Perhaps the Cowboys failure to go the distance in '14 goes a long way towards denouncing my opinion, but then again, perhaps the Cowboys dynasty in the early 90's goes a long way towards validating it.

The Dallas Cowboys of the 90's went as far as Emmitt Smith could take them and he delivered three rings.

One quick and clear difference between the dynasty Cowboys of yesteryear and today's team is that those Cowboys also sported a top ranked defense. However, that didn't help Dallas from starting the 1993 season 0-2 while Emmitt Smith held out in a contract dispute.

Emmitt re-joined the team in week three and the Cowboys went on to win their second Super Bowl in as many years.

Offensively, the Cowboys were built then in an eerily similar fashion as today's team.

Emmitt was a once in a lifetime running back who thrived behind the game's best offensive line and Troy Aikman and Michael Irvin were bonified superstars at quarterback and wide receiver.
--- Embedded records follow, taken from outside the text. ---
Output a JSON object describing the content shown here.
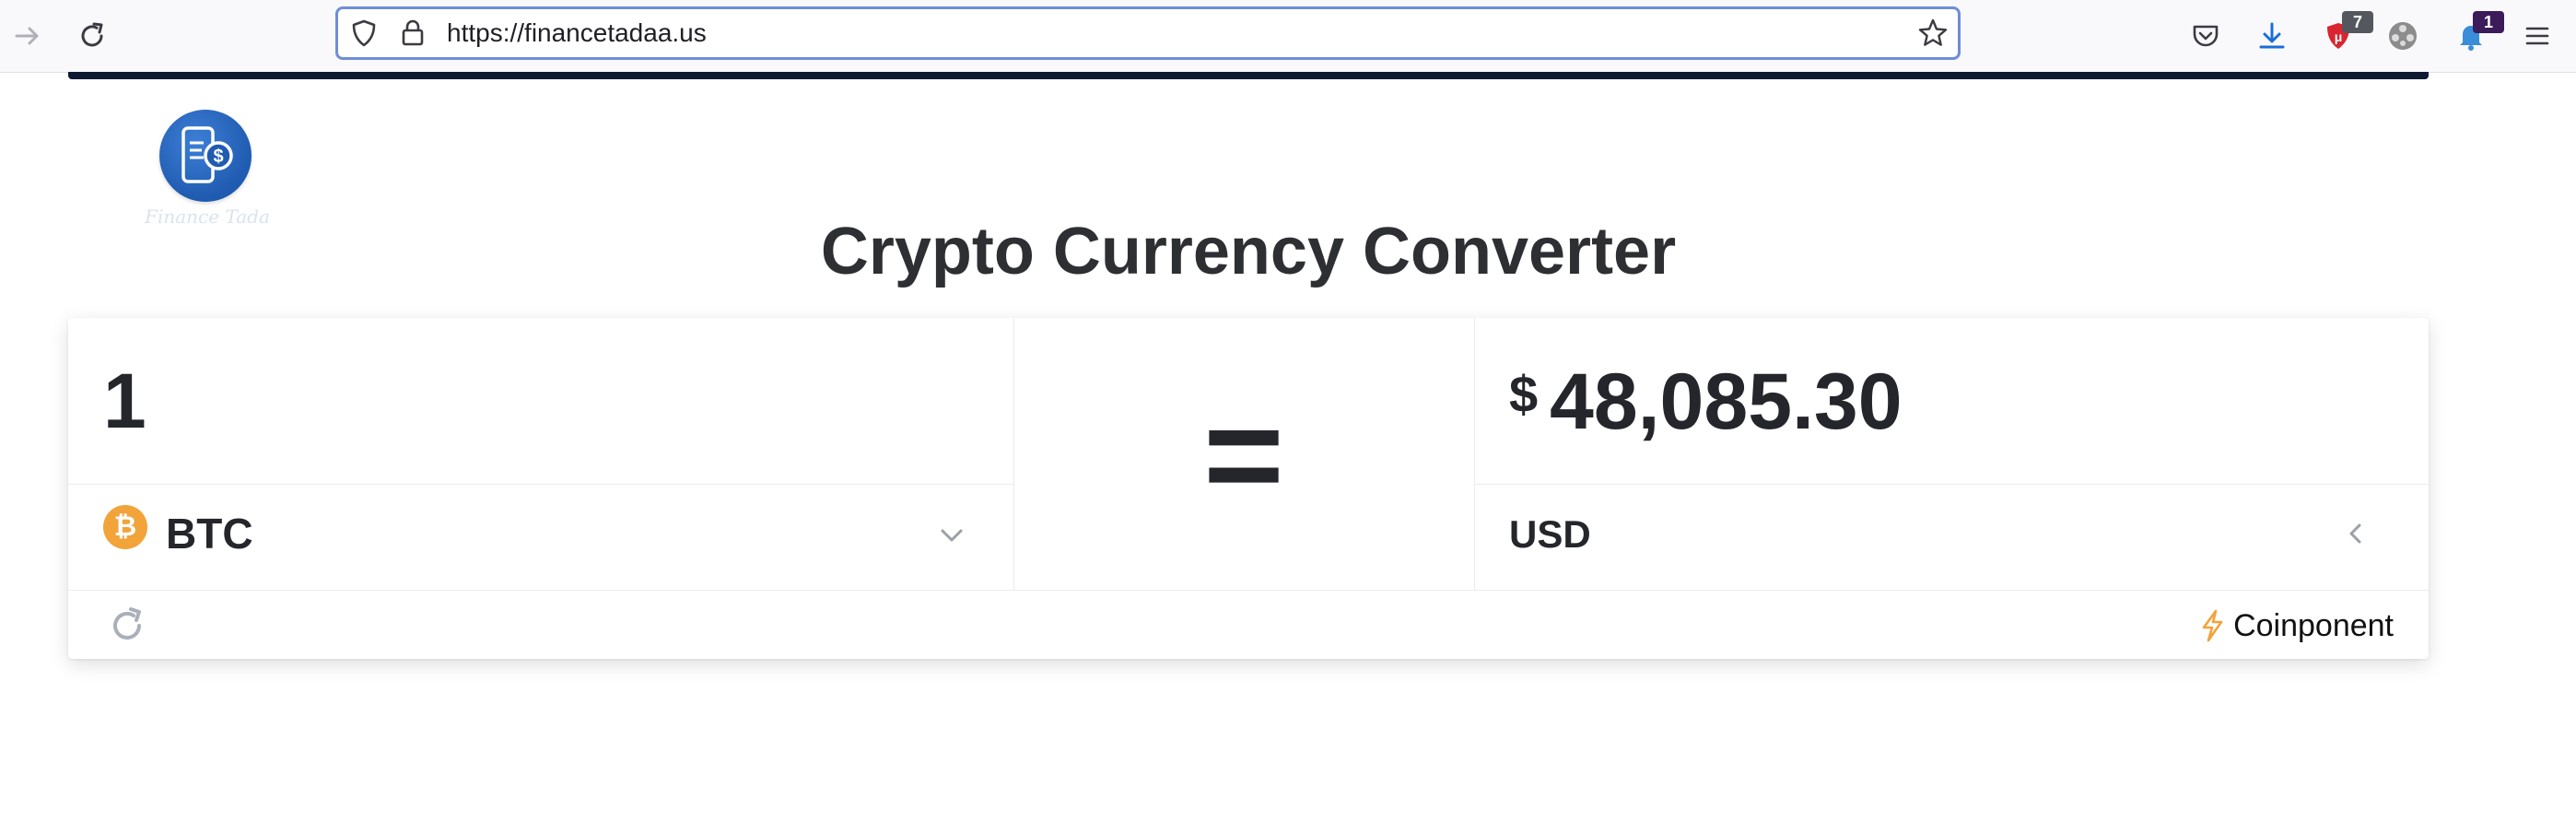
{
  "browser": {
    "url": "https://financetadaa.us",
    "extensions": [
      {
        "name": "pocket",
        "badge": ""
      },
      {
        "name": "downloads",
        "badge": ""
      },
      {
        "name": "ublock",
        "badge": "7"
      },
      {
        "name": "extension-grey",
        "badge": ""
      },
      {
        "name": "extension-notify",
        "badge": "1"
      }
    ]
  },
  "logo": {
    "text": "Finance Tada"
  },
  "page": {
    "title": "Crypto Currency Converter"
  },
  "converter": {
    "from_amount": "1",
    "from_currency": "BTC",
    "equals_sign": "=",
    "to_symbol": "$",
    "to_amount": "48,085.30",
    "to_currency": "USD",
    "brand": "Coinponent"
  },
  "colors": {
    "accent_focus": "#6d8ed8",
    "btc_orange": "#f2a33a",
    "logo_blue": "#1f5bb0",
    "ublock_red": "#d9252f",
    "notify_badge": "#3b1b5a"
  }
}
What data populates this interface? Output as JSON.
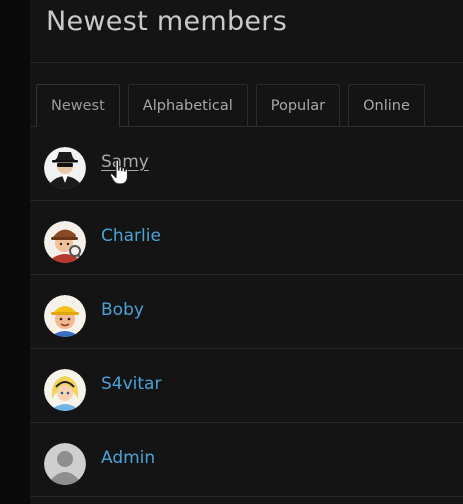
{
  "page": {
    "title": "Newest members"
  },
  "tabs": [
    {
      "label": "Newest",
      "active": true
    },
    {
      "label": "Alphabetical",
      "active": false
    },
    {
      "label": "Popular",
      "active": false
    },
    {
      "label": "Online",
      "active": false
    }
  ],
  "members": [
    {
      "name": "Samy",
      "avatar": "spy-avatar",
      "hovered": true
    },
    {
      "name": "Charlie",
      "avatar": "detective-avatar",
      "hovered": false
    },
    {
      "name": "Boby",
      "avatar": "builder-avatar",
      "hovered": false
    },
    {
      "name": "S4vitar",
      "avatar": "alice-avatar",
      "hovered": false
    },
    {
      "name": "Admin",
      "avatar": "default-user-avatar",
      "hovered": false
    }
  ],
  "colors": {
    "link": "#4aa2d6",
    "background": "#141414",
    "border": "#2c2c2c"
  }
}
In 2014 Romo, Murray, and Dez looked to form "the triplets" 2.0 but it was short lived. Murray departed in free agency after the season and the Cowboys were instantly back to having just a salty duo on offense.

By taking Ezekiel Elliott tonight, the Cowboys could torment teams with a triple threat on offense for the remainder of Romo's career.

The argument against taking a running back that high in the draft is the fact the position group has been devalued in recent years in large part due to longevity concerns. Why draft a running back so high when his shelf life is only a few years and the talent pool at that position is rather deep?

In Dallas' case, because Tony Romo only has a few years left himself. By taking Elliott you maximize Romo's remaining days and employ one of the best offenses in the league for the duration of his career.

The Cowboys defense needs work and make no mistake about it, it will still need work if they select Jalen Ramsey (defensive back) or Joey Bosa (defensive end) with tonight's first pick.

Basically, it comes down to this.

Use tonight's first pick to fortify what would be one of, if not the very best offenses in the game, or use tonight's first pick to insert one outstanding athlete in to an otherwise average defense.

If you can be great on one side of the ball, doesn't that prove more worthwhile than being average on both sides?

Not to mention, a dominant running game eats up clock and allows an average defense to stay off the field leaving them less chances to foul up the game or worse yet, the season.

Jerry, you're on the clock.